## Problem to solve
Check every line of the entries for the string "button" and return the ones that contain it.

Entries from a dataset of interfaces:
- - - -

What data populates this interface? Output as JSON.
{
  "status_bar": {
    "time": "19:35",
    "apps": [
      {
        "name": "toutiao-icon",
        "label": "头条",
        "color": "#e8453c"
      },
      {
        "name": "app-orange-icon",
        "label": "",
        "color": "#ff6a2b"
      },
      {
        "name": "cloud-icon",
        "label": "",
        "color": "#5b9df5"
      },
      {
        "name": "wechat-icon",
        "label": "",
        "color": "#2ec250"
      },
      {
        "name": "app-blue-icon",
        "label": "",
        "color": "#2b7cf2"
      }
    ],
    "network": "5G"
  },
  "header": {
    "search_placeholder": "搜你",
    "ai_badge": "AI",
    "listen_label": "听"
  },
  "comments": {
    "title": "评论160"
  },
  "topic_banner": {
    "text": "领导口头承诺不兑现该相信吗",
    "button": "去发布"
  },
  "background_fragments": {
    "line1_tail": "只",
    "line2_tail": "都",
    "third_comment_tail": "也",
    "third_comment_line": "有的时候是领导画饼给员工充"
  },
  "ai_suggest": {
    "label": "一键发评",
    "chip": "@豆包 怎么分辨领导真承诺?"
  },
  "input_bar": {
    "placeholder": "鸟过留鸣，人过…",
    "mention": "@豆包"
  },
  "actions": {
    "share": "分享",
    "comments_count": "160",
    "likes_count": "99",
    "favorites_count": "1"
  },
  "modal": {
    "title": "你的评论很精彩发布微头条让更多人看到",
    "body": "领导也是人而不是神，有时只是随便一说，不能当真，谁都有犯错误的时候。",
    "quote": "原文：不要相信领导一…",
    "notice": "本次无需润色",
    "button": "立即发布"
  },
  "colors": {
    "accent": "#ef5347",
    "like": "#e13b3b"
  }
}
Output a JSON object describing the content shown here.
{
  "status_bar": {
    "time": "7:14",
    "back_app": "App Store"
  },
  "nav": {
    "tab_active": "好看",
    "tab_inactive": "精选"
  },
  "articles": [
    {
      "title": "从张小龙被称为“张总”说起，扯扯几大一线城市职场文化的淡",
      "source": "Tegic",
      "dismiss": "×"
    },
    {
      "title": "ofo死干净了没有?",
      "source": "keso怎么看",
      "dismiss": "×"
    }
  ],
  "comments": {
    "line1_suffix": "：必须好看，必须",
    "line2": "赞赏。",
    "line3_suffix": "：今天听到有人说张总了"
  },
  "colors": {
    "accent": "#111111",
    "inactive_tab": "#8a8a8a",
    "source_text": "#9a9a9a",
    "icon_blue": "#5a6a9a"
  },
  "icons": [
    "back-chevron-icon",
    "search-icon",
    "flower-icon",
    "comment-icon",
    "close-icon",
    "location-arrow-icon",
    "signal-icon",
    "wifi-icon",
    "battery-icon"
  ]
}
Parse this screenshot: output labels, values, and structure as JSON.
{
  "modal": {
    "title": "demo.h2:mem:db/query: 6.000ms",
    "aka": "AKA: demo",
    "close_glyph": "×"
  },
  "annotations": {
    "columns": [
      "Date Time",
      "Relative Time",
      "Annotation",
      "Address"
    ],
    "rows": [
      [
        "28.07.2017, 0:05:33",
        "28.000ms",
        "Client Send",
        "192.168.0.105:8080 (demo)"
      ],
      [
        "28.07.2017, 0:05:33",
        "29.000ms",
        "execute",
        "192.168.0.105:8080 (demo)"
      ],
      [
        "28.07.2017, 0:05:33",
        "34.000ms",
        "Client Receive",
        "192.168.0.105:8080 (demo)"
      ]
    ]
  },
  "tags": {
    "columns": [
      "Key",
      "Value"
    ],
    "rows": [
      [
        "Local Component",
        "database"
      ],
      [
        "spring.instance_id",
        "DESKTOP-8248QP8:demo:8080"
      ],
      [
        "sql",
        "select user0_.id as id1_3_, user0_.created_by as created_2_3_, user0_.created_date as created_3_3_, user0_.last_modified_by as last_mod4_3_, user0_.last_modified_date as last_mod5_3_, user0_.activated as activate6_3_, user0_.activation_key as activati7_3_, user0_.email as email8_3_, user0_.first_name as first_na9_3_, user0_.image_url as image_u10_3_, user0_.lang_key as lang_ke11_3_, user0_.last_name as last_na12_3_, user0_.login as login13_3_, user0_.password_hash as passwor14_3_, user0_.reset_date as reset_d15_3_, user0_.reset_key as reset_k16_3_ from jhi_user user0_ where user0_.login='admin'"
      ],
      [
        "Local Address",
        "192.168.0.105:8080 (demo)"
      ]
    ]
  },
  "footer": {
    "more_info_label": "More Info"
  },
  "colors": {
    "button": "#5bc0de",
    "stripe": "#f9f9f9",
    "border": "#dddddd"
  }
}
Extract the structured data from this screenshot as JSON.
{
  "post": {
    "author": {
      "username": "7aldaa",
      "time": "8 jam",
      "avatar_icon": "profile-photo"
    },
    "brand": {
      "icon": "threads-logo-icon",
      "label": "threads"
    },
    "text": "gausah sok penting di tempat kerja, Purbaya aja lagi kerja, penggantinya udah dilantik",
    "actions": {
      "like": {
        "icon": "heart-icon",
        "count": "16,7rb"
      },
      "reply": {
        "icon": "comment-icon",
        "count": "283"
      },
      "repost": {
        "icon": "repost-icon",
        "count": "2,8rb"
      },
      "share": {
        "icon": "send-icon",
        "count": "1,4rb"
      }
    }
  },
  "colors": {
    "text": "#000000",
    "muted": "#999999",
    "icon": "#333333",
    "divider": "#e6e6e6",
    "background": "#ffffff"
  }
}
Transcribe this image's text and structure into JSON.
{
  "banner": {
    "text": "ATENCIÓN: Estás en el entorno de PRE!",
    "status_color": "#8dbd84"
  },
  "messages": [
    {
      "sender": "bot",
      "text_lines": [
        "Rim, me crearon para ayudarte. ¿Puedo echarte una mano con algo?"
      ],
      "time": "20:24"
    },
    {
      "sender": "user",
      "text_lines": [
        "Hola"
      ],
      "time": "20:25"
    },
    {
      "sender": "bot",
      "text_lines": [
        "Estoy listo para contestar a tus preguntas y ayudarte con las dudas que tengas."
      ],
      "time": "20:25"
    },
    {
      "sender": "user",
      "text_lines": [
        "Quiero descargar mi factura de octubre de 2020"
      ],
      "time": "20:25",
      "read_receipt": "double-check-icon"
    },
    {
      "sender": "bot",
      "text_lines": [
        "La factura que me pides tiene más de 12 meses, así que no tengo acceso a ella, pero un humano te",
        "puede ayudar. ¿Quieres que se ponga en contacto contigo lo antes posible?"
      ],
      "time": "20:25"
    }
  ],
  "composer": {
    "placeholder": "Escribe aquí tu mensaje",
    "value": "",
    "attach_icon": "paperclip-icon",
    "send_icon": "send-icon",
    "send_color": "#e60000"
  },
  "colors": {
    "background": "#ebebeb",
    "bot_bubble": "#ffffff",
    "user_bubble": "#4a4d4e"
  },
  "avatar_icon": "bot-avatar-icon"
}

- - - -

## Solved exercise
    "button": "去发布"
    "button": "立即发布"
    "button": "#5bc0de",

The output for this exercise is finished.